NHS England has launched an open call for GPs to propose solutions to issues concerning GP practice premises.
The consultation, which opened 8 August and closes 5 September, forms part of the ongoing six-month review of GP premises by NHS England, the Department of Health and Social Care (DHSC) and the BMA’s GP Commitee.
The review, which was born from the 2018/19 GP contract negotiations, followed the long-awaited agreement on new premises cost directions in March.
Launching the consultation, NHS England said ‘suitable premises are vital for the delivery of high quality care’, with the review intended to ensure GP premises are ‘fit for purpose, both now and in the future’.
It said the review could result in solutions for ‘specific issues’ as well as ‘more significant system reconfiguration’.
The review will look at ownership models, funding and contracting and the utilisation of premises.

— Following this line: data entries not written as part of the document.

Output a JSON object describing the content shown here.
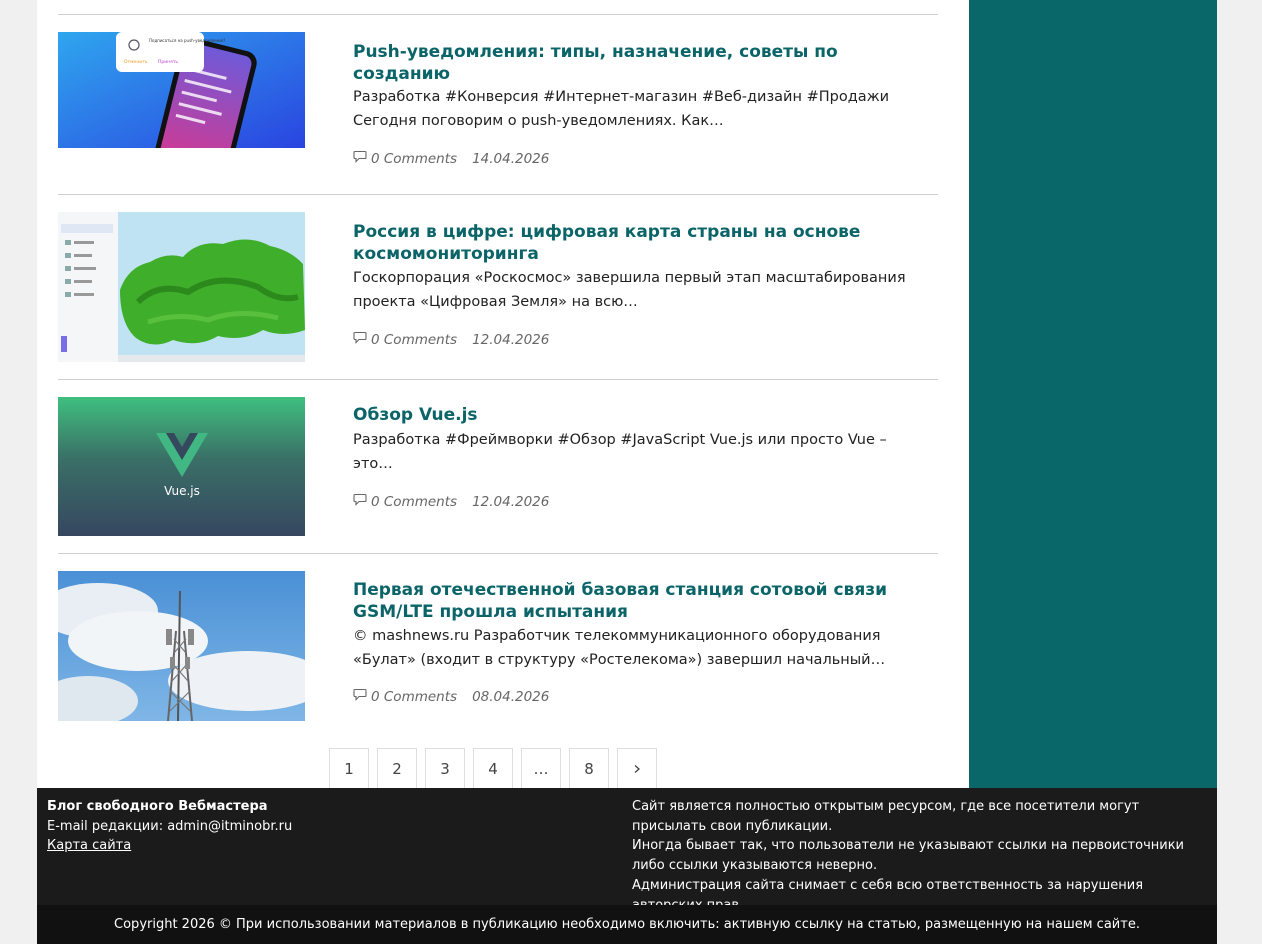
{
  "posts": [
    {
      "title": "Push-уведомления: типы, назначение, советы по созданию",
      "excerpt": "Разработка #Конверсия #Интернет-магазин #Веб-дизайн #Продажи Сегодня поговорим о push-уведомлениях. Как…",
      "comments": "0 Comments",
      "date": "14.04.2026",
      "thumb": {
        "type": "phone-push",
        "bg": "#2d6ef0",
        "card_text": "Подписаться на push-уведомления?",
        "cancel": "Отменить",
        "accept": "Принять"
      }
    },
    {
      "title": "Россия в цифре: цифровая карта страны на основе космомониторинга",
      "excerpt": "Госкорпорация «Роскосмос» завершила первый этап масштабирования проекта «Цифровая Земля» на всю…",
      "comments": "0 Comments",
      "date": "12.04.2026",
      "thumb": {
        "type": "map",
        "bg": "#bfe3f2"
      }
    },
    {
      "title": "Обзор Vue.js",
      "excerpt": "Разработка #Фреймворки #Обзор #JavaScript Vue.js или просто Vue – это…",
      "comments": "0 Comments",
      "date": "12.04.2026",
      "thumb": {
        "type": "vue-logo",
        "logo_text": "Vue.js",
        "bg": "#37485c"
      }
    },
    {
      "title": "Первая отечественной базовая станция сотовой связи GSM/LTE прошла испытания",
      "excerpt": " © mashnews.ru Разработчик телекоммуникационного оборудования «Булат» (входит в структуру «Ростелекома») завершил начальный…",
      "comments": "0 Comments",
      "date": "08.04.2026",
      "thumb": {
        "type": "cell-tower",
        "bg": "#5b9fd6"
      }
    }
  ],
  "pagination": {
    "pages": [
      "1",
      "2",
      "3",
      "4",
      "…",
      "8"
    ],
    "next_icon": "chevron-right-icon"
  },
  "footer": {
    "site_name": "Блог свободного Вебмастера",
    "email_line": "E-mail редакции: admin@itminobr.ru",
    "sitemap_link": "Карта сайта",
    "disclaimer_1": "Сайт является полностью открытым ресурсом, где все посетители могут присылать свои публикации.",
    "disclaimer_2": "Иногда бывает так, что пользователи не указывают ссылки на первоисточники либо ссылки указываются неверно.",
    "disclaimer_3": "Администрация сайта снимает с себя всю ответственность за нарушения авторских прав."
  },
  "copyright": "Copyright 2026 © При использовании материалов в публикацию необходимо включить: активную ссылку на статью, размещенную на нашем сайте.",
  "colors": {
    "accent": "#0b6467",
    "sidebar": "#09676a",
    "footer_bg": "#1b1b1b",
    "copyright_bg": "#111111"
  }
}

But NHS England added: ‘As we cannot assume that additional funding will be available, we would like to explore cost-neutral proposals, and those which yield efficiencies.’
It said barriers already raised in the review included:

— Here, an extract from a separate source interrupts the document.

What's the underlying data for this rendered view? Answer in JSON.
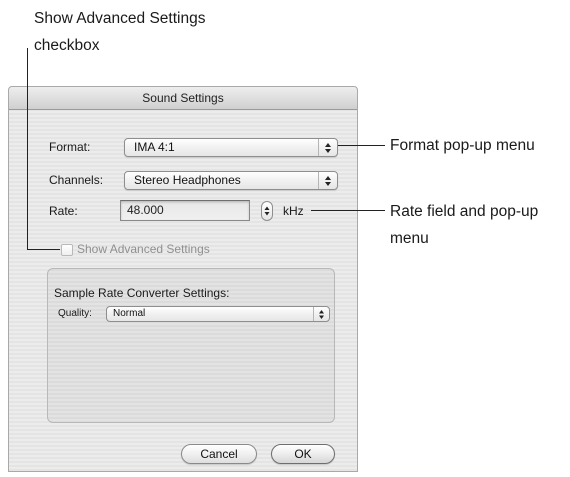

- concerns with GP partner liabilities for practice premises ownership or leasehold (so-called ‘last partner standing’ issues);

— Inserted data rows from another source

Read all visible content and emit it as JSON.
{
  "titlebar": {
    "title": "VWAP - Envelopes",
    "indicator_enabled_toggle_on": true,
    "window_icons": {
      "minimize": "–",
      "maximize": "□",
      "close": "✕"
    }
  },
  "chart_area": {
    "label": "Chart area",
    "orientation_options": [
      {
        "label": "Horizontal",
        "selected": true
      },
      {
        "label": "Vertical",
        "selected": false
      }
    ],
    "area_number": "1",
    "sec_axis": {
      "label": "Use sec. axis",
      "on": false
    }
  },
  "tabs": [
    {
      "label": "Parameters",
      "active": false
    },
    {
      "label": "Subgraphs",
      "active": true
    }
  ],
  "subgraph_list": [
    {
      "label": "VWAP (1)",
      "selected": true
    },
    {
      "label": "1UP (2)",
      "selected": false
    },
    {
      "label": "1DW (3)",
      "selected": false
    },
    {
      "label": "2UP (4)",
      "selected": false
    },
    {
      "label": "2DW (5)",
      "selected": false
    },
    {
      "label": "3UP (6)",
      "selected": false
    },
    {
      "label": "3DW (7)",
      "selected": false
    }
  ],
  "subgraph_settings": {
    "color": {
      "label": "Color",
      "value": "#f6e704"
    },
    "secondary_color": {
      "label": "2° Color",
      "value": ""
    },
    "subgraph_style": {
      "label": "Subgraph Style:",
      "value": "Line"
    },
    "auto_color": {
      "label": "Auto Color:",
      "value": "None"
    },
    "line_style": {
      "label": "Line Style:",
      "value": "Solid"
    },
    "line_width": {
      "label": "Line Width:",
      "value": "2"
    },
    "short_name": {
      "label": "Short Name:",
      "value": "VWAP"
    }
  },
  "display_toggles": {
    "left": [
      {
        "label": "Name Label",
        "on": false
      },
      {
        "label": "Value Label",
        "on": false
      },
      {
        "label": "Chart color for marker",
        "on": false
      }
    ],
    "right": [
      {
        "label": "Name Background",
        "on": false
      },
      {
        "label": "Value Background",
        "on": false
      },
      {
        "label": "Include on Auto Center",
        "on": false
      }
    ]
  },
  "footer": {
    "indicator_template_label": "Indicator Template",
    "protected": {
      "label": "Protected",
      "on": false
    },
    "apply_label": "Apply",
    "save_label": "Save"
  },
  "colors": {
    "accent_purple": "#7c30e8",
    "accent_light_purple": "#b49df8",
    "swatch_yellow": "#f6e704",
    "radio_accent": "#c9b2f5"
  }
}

- a perception that premises ownership is unattractive and puts GPs off from partnership;
- ‘sub-optimal utilisation’ of existing estate; and
- problems with promoting ‘mixed use’ of new premises due to concerns about liability between the different parties involved.
The recent agreement on premises cost directions between GPC and the Government mean GP practices can now be reimbursed 100% of costs of upgrades under the Estates and Technology Transformation Fund (ETTF).
However they did not present a solution to the problem of six-figure service charge hikes faced by practices.